─── RECORDS FOR THIS EXERCISE ───
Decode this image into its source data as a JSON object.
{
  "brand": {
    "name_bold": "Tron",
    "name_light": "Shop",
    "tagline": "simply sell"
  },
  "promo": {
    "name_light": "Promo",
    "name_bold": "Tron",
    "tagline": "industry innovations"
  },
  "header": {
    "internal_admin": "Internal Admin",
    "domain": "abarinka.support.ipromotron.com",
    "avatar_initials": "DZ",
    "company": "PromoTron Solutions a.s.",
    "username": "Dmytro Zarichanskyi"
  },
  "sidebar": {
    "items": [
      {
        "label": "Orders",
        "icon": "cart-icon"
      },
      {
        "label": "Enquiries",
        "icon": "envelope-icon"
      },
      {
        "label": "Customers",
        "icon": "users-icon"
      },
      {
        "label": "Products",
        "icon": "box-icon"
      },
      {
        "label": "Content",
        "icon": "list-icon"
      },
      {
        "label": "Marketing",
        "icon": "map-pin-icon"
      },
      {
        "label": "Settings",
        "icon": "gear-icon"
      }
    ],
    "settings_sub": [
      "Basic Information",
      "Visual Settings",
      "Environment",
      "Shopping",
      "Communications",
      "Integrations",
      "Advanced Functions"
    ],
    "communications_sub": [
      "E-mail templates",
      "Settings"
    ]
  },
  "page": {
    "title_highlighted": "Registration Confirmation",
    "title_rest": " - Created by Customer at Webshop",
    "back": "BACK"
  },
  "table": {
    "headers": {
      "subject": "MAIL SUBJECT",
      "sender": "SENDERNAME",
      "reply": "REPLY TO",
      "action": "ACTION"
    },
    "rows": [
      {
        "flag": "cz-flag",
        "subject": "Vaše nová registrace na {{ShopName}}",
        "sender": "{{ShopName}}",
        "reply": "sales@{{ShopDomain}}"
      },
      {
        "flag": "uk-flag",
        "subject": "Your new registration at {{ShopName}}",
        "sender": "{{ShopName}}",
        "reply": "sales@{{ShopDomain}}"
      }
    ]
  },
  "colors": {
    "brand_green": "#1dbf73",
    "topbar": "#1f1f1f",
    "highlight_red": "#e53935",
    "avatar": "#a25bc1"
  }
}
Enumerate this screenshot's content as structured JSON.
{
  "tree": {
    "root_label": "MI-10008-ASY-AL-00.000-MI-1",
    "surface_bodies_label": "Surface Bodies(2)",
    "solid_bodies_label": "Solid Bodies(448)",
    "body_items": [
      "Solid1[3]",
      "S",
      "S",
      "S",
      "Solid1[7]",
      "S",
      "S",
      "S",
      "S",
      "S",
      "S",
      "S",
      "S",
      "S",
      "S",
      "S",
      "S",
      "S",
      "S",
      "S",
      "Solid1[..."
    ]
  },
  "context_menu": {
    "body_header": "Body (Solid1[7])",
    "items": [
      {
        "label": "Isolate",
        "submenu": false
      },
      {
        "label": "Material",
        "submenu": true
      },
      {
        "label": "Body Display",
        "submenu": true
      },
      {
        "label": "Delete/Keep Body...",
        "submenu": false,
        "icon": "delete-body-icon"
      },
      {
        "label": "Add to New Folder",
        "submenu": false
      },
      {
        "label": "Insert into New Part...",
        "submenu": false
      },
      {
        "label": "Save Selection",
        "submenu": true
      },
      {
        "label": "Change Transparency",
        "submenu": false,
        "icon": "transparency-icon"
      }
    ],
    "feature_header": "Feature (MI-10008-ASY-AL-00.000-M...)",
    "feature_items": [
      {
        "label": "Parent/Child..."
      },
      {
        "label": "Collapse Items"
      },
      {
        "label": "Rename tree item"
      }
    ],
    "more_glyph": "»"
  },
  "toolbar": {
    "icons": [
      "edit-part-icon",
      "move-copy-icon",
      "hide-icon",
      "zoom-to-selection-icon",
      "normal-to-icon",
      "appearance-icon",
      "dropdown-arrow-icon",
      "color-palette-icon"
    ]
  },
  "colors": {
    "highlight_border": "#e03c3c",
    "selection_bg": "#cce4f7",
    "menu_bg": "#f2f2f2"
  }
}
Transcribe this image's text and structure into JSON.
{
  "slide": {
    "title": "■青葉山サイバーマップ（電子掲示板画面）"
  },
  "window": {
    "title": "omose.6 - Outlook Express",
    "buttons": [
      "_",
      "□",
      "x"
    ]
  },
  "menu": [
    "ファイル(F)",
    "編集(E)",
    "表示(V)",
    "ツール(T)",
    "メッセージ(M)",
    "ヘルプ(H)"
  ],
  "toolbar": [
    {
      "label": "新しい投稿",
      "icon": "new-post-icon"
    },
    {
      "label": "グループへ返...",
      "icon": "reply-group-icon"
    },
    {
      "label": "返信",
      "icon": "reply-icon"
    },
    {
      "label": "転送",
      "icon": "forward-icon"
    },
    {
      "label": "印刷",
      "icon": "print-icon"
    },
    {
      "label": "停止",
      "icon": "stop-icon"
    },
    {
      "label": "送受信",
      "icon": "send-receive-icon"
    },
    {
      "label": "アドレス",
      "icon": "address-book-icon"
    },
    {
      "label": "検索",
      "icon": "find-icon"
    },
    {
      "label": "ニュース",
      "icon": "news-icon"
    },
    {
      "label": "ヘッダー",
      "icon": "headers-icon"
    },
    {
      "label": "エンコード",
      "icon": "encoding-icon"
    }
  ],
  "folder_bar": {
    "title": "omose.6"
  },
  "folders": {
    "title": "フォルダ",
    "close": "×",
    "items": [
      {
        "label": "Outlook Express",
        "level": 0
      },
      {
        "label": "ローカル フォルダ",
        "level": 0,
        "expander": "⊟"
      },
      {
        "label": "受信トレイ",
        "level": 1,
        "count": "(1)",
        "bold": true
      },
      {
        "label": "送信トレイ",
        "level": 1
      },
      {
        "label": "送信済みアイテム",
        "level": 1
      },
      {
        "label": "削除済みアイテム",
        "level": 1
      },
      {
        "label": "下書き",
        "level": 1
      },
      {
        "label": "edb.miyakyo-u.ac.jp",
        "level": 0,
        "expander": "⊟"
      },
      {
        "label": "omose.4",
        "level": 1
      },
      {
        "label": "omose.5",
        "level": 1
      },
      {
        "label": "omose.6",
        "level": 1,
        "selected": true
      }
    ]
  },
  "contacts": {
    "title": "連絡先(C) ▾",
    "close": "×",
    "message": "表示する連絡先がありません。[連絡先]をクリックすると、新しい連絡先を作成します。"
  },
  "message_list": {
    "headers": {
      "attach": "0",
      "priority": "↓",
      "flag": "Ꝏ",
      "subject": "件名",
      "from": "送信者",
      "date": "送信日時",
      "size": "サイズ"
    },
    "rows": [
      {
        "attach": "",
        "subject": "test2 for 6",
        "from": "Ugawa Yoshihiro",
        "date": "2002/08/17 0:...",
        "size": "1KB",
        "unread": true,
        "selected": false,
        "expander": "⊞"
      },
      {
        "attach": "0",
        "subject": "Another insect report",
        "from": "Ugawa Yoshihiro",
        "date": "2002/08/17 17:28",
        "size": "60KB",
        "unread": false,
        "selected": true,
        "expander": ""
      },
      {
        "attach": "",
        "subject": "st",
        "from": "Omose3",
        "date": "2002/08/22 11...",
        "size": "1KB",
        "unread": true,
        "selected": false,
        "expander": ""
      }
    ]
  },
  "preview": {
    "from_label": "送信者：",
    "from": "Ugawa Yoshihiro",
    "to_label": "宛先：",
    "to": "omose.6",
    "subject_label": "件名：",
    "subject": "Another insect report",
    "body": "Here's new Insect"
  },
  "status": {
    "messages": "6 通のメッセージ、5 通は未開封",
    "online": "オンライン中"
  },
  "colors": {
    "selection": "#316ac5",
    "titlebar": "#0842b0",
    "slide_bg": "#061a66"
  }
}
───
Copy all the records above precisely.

*RESPONSE TO THIS TASK*:
Decode this image into its source data as a JSON object.
{
  "brand": {
    "name_bold": "Tron",
    "name_light": "Shop",
    "tagline": "simply sell"
  },
  "promo": {
    "name_light": "Promo",
    "name_bold": "Tron",
    "tagline": "industry innovations"
  },
  "header": {
    "internal_admin": "Internal Admin",
    "domain": "abarinka.support.ipromotron.com",
    "avatar_initials": "DZ",
    "company": "PromoTron Solutions a.s.",
    "username": "Dmytro Zarichanskyi"
  },
  "sidebar": {
    "items": [
      {
        "label": "Orders",
        "icon": "cart-icon"
      },
      {
        "label": "Enquiries",
        "icon": "envelope-icon"
      },
      {
        "label": "Customers",
        "icon": "users-icon"
      },
      {
        "label": "Products",
        "icon": "box-icon"
      },
      {
        "label": "Content",
        "icon": "list-icon"
      },
      {
        "label": "Marketing",
        "icon": "map-pin-icon"
      },
      {
        "label": "Settings",
        "icon": "gear-icon"
      }
    ],
    "settings_sub": [
      "Basic Information",
      "Visual Settings",
      "Environment",
      "Shopping",
      "Communications",
      "Integrations",
      "Advanced Functions"
    ],
    "communications_sub": [
      "E-mail templates",
      "Settings"
    ]
  },
  "page": {
    "title_highlighted": "Registration Confirmation",
    "title_rest": " - Created by Customer at Webshop",
    "back": "BACK"
  },
  "table": {
    "headers": {
      "subject": "MAIL SUBJECT",
      "sender": "SENDERNAME",
      "reply": "REPLY TO",
      "action": "ACTION"
    },
    "rows": [
      {
        "flag": "cz-flag",
        "subject": "Vaše nová registrace na {{ShopName}}",
        "sender": "{{ShopName}}",
        "reply": "sales@{{ShopDomain}}"
      },
      {
        "flag": "uk-flag",
        "subject": "Your new registration at {{ShopName}}",
        "sender": "{{ShopName}}",
        "reply": "sales@{{ShopDomain}}"
      }
    ]
  },
  "colors": {
    "brand_green": "#1dbf73",
    "topbar": "#1f1f1f",
    "highlight_red": "#e53935",
    "avatar": "#a25bc1"
  }
}
Enumerate this screenshot's content as structured JSON.
{
  "tree": {
    "root_label": "MI-10008-ASY-AL-00.000-MI-1",
    "surface_bodies_label": "Surface Bodies(2)",
    "solid_bodies_label": "Solid Bodies(448)",
    "body_items": [
      "Solid1[3]",
      "S",
      "S",
      "S",
      "Solid1[7]",
      "S",
      "S",
      "S",
      "S",
      "S",
      "S",
      "S",
      "S",
      "S",
      "S",
      "S",
      "S",
      "S",
      "S",
      "S",
      "Solid1[..."
    ]
  },
  "context_menu": {
    "body_header": "Body (Solid1[7])",
    "items": [
      {
        "label": "Isolate",
        "submenu": false
      },
      {
        "label": "Material",
        "submenu": true
      },
      {
        "label": "Body Display",
        "submenu": true
      },
      {
        "label": "Delete/Keep Body...",
        "submenu": false,
        "icon": "delete-body-icon"
      },
      {
        "label": "Add to New Folder",
        "submenu": false
      },
      {
        "label": "Insert into New Part...",
        "submenu": false
      },
      {
        "label": "Save Selection",
        "submenu": true
      },
      {
        "label": "Change Transparency",
        "submenu": false,
        "icon": "transparency-icon"
      }
    ],
    "feature_header": "Feature (MI-10008-ASY-AL-00.000-M...)",
    "feature_items": [
      {
        "label": "Parent/Child..."
      },
      {
        "label": "Collapse Items"
      },
      {
        "label": "Rename tree item"
      }
    ],
    "more_glyph": "»"
  },
  "toolbar": {
    "icons": [
      "edit-part-icon",
      "move-copy-icon",
      "hide-icon",
      "zoom-to-selection-icon",
      "normal-to-icon",
      "appearance-icon",
      "dropdown-arrow-icon",
      "color-palette-icon"
    ]
  },
  "colors": {
    "highlight_border": "#e03c3c",
    "selection_bg": "#cce4f7",
    "menu_bg": "#f2f2f2"
  }
}
Transcribe this image's text and structure into JSON.
{
  "slide": {
    "title": "■青葉山サイバーマップ（電子掲示板画面）"
  },
  "window": {
    "title": "omose.6 - Outlook Express",
    "buttons": [
      "_",
      "□",
      "x"
    ]
  },
  "menu": [
    "ファイル(F)",
    "編集(E)",
    "表示(V)",
    "ツール(T)",
    "メッセージ(M)",
    "ヘルプ(H)"
  ],
  "toolbar": [
    {
      "label": "新しい投稿",
      "icon": "new-post-icon"
    },
    {
      "label": "グループへ返...",
      "icon": "reply-group-icon"
    },
    {
      "label": "返信",
      "icon": "reply-icon"
    },
    {
      "label": "転送",
      "icon": "forward-icon"
    },
    {
      "label": "印刷",
      "icon": "print-icon"
    },
    {
      "label": "停止",
      "icon": "stop-icon"
    },
    {
      "label": "送受信",
      "icon": "send-receive-icon"
    },
    {
      "label": "アドレス",
      "icon": "address-book-icon"
    },
    {
      "label": "検索",
      "icon": "find-icon"
    },
    {
      "label": "ニュース",
      "icon": "news-icon"
    },
    {
      "label": "ヘッダー",
      "icon": "headers-icon"
    },
    {
      "label": "エンコード",
      "icon": "encoding-icon"
    }
  ],
  "folder_bar": {
    "title": "omose.6"
  },
  "folders": {
    "title": "フォルダ",
    "close": "×",
    "items": [
      {
        "label": "Outlook Express",
        "level": 0
      },
      {
        "label": "ローカル フォルダ",
        "level": 0,
        "expander": "⊟"
      },
      {
        "label": "受信トレイ",
        "level": 1,
        "count": "(1)",
        "bold": true
      },
      {
        "label": "送信トレイ",
        "level": 1
      },
      {
        "label": "送信済みアイテム",
        "level": 1
      },
      {
        "label": "削除済みアイテム",
        "level": 1
      },
      {
        "label": "下書き",
        "level": 1
      },
      {
        "label": "edb.miyakyo-u.ac.jp",
        "level": 0,
        "expander": "⊟"
      },
      {
        "label": "omose.4",
        "level": 1
      },
      {
        "label": "omose.5",
        "level": 1
      },
      {
        "label": "omose.6",
        "level": 1,
        "selected": true
      }
    ]
  },
  "contacts": {
    "title": "連絡先(C) ▾",
    "close": "×",
    "message": "表示する連絡先がありません。[連絡先]をクリックすると、新しい連絡先を作成します。"
  },
  "message_list": {
    "headers": {
      "attach": "0",
      "priority": "↓",
      "flag": "Ꝏ",
      "subject": "件名",
      "from": "送信者",
      "date": "送信日時",
      "size": "サイズ"
    },
    "rows": [
      {
        "attach": "",
        "subject": "test2 for 6",
        "from": "Ugawa Yoshihiro",
        "date": "2002/08/17 0:...",
        "size": "1KB",
        "unread": true,
        "selected": false,
        "expander": "⊞"
      },
      {
        "attach": "0",
        "subject": "Another insect report",
        "from": "Ugawa Yoshihiro",
        "date": "2002/08/17 17:28",
        "size": "60KB",
        "unread": false,
        "selected": true,
        "expander": ""
      },
      {
        "attach": "",
        "subject": "st",
        "from": "Omose3",
        "date": "2002/08/22 11...",
        "size": "1KB",
        "unread": true,
        "selected": false,
        "expander": ""
      }
    ]
  },
  "preview": {
    "from_label": "送信者：",
    "from": "Ugawa Yoshihiro",
    "to_label": "宛先：",
    "to": "omose.6",
    "subject_label": "件名：",
    "subject": "Another insect report",
    "body": "Here's new Insect"
  },
  "status": {
    "messages": "6 通のメッセージ、5 通は未開封",
    "online": "オンライン中"
  },
  "colors": {
    "selection": "#316ac5",
    "titlebar": "#0842b0",
    "slide_bg": "#061a66"
  }
}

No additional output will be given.